|Reality Check (12-13) |
||with Steve Crilley
Science: A Man's World? A Reality Check on Women and Science
Two months ago, the President of Harvard University got himself into big trouble when he told a symposium on gender diversity that women and science did not mix. He gave three, he said, good reasons for this:
1) Women are not ready to sacrifice enough to to what it takes to get a high powered job
2) Men may have more "instrinsic aptitude" for doing high-level science and
3) It is quite possible that women are discriminated against when they attempt to pursue careers in science.
Lawrence Summers, Harvard University's President, has been explaining himself ever since. But, he's also opened a fierce debate among scientists and women because the fact is that women are under-represented in scientific research labs, in the universities' science departments and in top positions within the academic and corporate scientific communities... from America to Austria!

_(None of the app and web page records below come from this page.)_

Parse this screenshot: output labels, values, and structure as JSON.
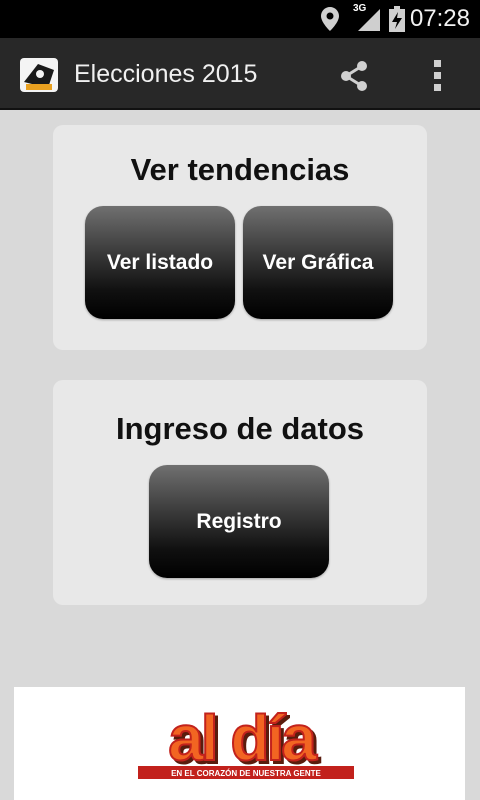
{
  "status_bar": {
    "time": "07:28",
    "network": "3G",
    "icons": [
      "location-icon",
      "signal-3g-icon",
      "battery-charging-icon"
    ]
  },
  "action_bar": {
    "title": "Elecciones 2015",
    "icons": [
      "app-logo-icon",
      "share-icon",
      "overflow-menu-icon"
    ]
  },
  "tendencias": {
    "title": "Ver tendencias",
    "btn_listado": "Ver listado",
    "btn_grafica": "Ver Gráfica"
  },
  "ingreso": {
    "title": "Ingreso de datos",
    "btn_registro": "Registro"
  },
  "banner": {
    "logo_text": "al día",
    "tagline": "EN EL CORAZÓN DE NUESTRA GENTE"
  },
  "colors": {
    "brand_orange": "#f26522",
    "brand_red": "#c2211c",
    "action_bar": "#282828"
  }
}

FM4's Reality Check goes behind the scenes to find out why Summers said what he said and the effect his statments have had at Harvard, across the United States and here in Austria. We talk to American feminist writer Lorraine Dusky, Harvard University professor Viktor Mayer-Schönberger from the John F. kennedy School of Government and student representatives there. To find out about how things work for women and science in Austria we speak with 2003's Wittgenstein prize-winner, Dr. Renee Schroeder, the only woman in the 80 member team at the Austrian Academy of Sciences Department for Mathematics and Natural Sciences and Dr. Gunda Köllensperger, Associate Professor in analytical chemistry and the University for Bodenkultur, a successful, young woman in science.
| ||The President of Harvard and the debate......|